Task: Reproduce all entries word for word.

Data for analysis:

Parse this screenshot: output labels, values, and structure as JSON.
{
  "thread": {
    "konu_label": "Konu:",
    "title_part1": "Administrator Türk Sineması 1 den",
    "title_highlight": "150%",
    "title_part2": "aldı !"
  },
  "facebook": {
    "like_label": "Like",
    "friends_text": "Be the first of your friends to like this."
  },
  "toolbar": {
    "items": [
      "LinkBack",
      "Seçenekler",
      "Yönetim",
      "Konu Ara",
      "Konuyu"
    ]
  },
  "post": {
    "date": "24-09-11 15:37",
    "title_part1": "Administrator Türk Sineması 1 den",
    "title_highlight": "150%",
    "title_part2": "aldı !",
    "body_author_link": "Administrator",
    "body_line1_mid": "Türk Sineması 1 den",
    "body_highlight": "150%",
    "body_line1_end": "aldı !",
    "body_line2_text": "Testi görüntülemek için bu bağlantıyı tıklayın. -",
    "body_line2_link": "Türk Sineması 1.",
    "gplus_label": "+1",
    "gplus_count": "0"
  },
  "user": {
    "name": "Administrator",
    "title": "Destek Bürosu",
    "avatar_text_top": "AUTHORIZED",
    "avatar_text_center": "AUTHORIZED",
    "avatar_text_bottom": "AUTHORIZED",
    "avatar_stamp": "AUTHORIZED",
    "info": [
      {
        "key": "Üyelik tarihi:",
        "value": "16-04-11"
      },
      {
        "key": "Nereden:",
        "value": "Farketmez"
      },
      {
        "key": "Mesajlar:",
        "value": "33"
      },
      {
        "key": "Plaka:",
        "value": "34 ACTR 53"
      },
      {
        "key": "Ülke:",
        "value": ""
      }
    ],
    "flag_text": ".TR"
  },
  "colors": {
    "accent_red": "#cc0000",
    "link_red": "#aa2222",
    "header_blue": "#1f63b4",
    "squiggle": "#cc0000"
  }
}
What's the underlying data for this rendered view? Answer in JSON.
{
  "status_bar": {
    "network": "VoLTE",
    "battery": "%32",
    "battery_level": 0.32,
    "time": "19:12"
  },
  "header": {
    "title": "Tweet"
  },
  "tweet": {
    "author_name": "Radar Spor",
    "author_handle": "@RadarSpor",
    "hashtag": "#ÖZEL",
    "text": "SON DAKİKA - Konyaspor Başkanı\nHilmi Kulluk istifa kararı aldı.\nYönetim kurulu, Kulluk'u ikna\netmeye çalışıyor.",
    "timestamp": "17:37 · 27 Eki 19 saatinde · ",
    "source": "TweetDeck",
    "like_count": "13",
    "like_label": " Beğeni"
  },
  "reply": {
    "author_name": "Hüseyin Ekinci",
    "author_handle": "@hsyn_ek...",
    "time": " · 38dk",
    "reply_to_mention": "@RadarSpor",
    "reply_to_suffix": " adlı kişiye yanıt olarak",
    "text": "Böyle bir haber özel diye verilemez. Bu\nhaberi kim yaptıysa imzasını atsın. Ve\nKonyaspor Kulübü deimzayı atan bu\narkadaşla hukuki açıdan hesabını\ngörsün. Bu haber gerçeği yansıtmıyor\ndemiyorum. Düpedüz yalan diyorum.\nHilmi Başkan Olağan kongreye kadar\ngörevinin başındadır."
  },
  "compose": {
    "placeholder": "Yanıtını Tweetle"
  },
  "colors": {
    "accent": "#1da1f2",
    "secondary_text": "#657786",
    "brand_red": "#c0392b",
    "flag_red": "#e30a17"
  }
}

Answer to the exercise:
Parse this screenshot: output labels, values, and structure as JSON.
{
  "thread": {
    "konu_label": "Konu:",
    "title_part1": "Administrator Türk Sineması 1 den",
    "title_highlight": "150%",
    "title_part2": "aldı !"
  },
  "facebook": {
    "like_label": "Like",
    "friends_text": "Be the first of your friends to like this."
  },
  "toolbar": {
    "items": [
      "LinkBack",
      "Seçenekler",
      "Yönetim",
      "Konu Ara",
      "Konuyu"
    ]
  },
  "post": {
    "date": "24-09-11 15:37",
    "title_part1": "Administrator Türk Sineması 1 den",
    "title_highlight": "150%",
    "title_part2": "aldı !",
    "body_author_link": "Administrator",
    "body_line1_mid": "Türk Sineması 1 den",
    "body_highlight": "150%",
    "body_line1_end": "aldı !",
    "body_line2_text": "Testi görüntülemek için bu bağlantıyı tıklayın. -",
    "body_line2_link": "Türk Sineması 1.",
    "gplus_label": "+1",
    "gplus_count": "0"
  },
  "user": {
    "name": "Administrator",
    "title": "Destek Bürosu",
    "avatar_text_top": "AUTHORIZED",
    "avatar_text_center": "AUTHORIZED",
    "avatar_text_bottom": "AUTHORIZED",
    "avatar_stamp": "AUTHORIZED",
    "info": [
      {
        "key": "Üyelik tarihi:",
        "value": "16-04-11"
      },
      {
        "key": "Nereden:",
        "value": "Farketmez"
      },
      {
        "key": "Mesajlar:",
        "value": "33"
      },
      {
        "key": "Plaka:",
        "value": "34 ACTR 53"
      },
      {
        "key": "Ülke:",
        "value": ""
      }
    ],
    "flag_text": ".TR"
  },
  "colors": {
    "accent_red": "#cc0000",
    "link_red": "#aa2222",
    "header_blue": "#1f63b4",
    "squiggle": "#cc0000"
  }
}
What's the underlying data for this rendered view? Answer in JSON.
{
  "status_bar": {
    "network": "VoLTE",
    "battery": "%32",
    "battery_level": 0.32,
    "time": "19:12"
  },
  "header": {
    "title": "Tweet"
  },
  "tweet": {
    "author_name": "Radar Spor",
    "author_handle": "@RadarSpor",
    "hashtag": "#ÖZEL",
    "text": "SON DAKİKA - Konyaspor Başkanı\nHilmi Kulluk istifa kararı aldı.\nYönetim kurulu, Kulluk'u ikna\netmeye çalışıyor.",
    "timestamp": "17:37 · 27 Eki 19 saatinde · ",
    "source": "TweetDeck",
    "like_count": "13",
    "like_label": " Beğeni"
  },
  "reply": {
    "author_name": "Hüseyin Ekinci",
    "author_handle": "@hsyn_ek...",
    "time": " · 38dk",
    "reply_to_mention": "@RadarSpor",
    "reply_to_suffix": " adlı kişiye yanıt olarak",
    "text": "Böyle bir haber özel diye verilemez. Bu\nhaberi kim yaptıysa imzasını atsın. Ve\nKonyaspor Kulübü deimzayı atan bu\narkadaşla hukuki açıdan hesabını\ngörsün. Bu haber gerçeği yansıtmıyor\ndemiyorum. Düpedüz yalan diyorum.\nHilmi Başkan Olağan kongreye kadar\ngörevinin başındadır."
  },
  "compose": {
    "placeholder": "Yanıtını Tweetle"
  },
  "colors": {
    "accent": "#1da1f2",
    "secondary_text": "#657786",
    "brand_red": "#c0392b",
    "flag_red": "#e30a17"
  }
}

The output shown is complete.